He calls one ‘Pepto Bismol’
Jimmy Page has always looked to explore new frontiers, and he found a worthy partner in that journey with the TransPerformance automatic tuning system, which he noted “allows you to store over a hundred different tunings. That opens all kinds of possibilities.” Page took possession of his first TransPerformance-equipped guitar, a goldtop Gibson Les Paul Standard, in late 1991 during the Coverdale-Page sessions. He memorably used it in the “Pride and Joy” video with David Coverdale, in the 1994 Unledded show with Robert Plant and then the accompanying 1995-96 world tour, and as recently as 2007 at the Led Zeppelin reunion concert. He used a second TransPerformance-equipped wine red Gibson Les Paul Standard Premium on the 1998-99 Walking Into Everywhere tour with Plant. He personally nicknamed a third TransPerformance-equipped guitar “Pepto Bismol,” because of its pinkish finish. Page then traded this guitar back to Transperformance for a fourth guitar, which he dubbed “Eerie Dess,” due to its maroon red crackled finish. This is the guitar that was seen on Saturday Night Live in 1998, when Page appeared with Sean “Puff Daddy” Combs for a performance of “Come With Me.”
One had its own airplane ride
Fans may have noted Jimmy Page’s Martin D-28 Marquis during a performance of “Same Old Rock” at Roy Harper‘s 70th birthday celebration on Nov. 5, 2011. Based on the pre-war D28, it was part of an elaborate surprise for Page by JR Warner – the U.S. affiliate at ABC Trust UK. The occasion was Page’s 63rd birthday on Jan. 9, 2007. First, JR Warner contacted Paul Sinclair and Paul Hammond, in the hopes of leveraging their knowledge of all things Led Zeppelin. (Both are involved with the American Led Zeppelin cover band Get the Led Out.) Martin’s Custom Shop then did the custom inlay work, which included the Zoso sigil, zodiac symbols and Page’s signature, at their request. When JR Warner booked the trip to deliver the instrument over the Thanksgiving holiday in the states, he reserved an extra seat on the British Airways flight for the guitar.

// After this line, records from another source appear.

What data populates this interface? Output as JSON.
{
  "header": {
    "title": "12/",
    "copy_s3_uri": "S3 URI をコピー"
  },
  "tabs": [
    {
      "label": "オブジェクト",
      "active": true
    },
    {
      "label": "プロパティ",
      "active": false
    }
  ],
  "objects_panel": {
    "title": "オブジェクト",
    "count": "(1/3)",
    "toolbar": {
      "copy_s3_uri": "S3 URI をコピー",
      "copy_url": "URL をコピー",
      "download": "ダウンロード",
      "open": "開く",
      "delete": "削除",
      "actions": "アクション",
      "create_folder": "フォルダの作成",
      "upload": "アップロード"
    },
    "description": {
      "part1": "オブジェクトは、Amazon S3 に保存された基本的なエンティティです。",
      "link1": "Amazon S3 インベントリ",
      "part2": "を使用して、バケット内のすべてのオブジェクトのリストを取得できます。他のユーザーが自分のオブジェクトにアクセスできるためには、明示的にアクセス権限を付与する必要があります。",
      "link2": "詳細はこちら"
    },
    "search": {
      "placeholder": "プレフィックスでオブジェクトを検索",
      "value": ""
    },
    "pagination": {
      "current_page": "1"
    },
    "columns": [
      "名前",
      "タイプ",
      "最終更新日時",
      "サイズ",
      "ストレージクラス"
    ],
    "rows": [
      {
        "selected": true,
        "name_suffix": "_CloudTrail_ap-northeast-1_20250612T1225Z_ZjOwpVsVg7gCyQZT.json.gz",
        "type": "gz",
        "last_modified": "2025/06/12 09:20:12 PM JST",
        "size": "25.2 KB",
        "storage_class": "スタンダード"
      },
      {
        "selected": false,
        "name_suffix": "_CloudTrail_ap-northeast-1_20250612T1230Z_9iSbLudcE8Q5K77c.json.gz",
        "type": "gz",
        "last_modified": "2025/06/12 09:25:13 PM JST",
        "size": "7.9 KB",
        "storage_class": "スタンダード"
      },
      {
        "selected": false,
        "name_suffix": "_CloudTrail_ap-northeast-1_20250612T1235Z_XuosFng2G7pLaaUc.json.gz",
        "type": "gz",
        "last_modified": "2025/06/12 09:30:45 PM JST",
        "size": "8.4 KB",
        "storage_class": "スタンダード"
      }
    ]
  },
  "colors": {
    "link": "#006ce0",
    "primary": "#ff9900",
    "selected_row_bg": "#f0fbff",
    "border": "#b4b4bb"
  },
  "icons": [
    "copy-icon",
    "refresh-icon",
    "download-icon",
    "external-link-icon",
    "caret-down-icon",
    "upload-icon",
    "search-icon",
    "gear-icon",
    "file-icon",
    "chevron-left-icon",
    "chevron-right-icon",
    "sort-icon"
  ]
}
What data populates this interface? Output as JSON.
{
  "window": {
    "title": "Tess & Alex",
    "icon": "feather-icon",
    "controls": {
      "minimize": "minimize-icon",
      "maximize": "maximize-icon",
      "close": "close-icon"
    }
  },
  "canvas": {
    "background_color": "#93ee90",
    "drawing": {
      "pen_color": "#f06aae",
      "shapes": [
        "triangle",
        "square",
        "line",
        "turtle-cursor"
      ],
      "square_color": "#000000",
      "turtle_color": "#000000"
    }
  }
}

Jimmy Page as since put the Martin up for auction; it was sold for £26,250 (including premium) at Bonham’s Auctioneers on July 3, 2013.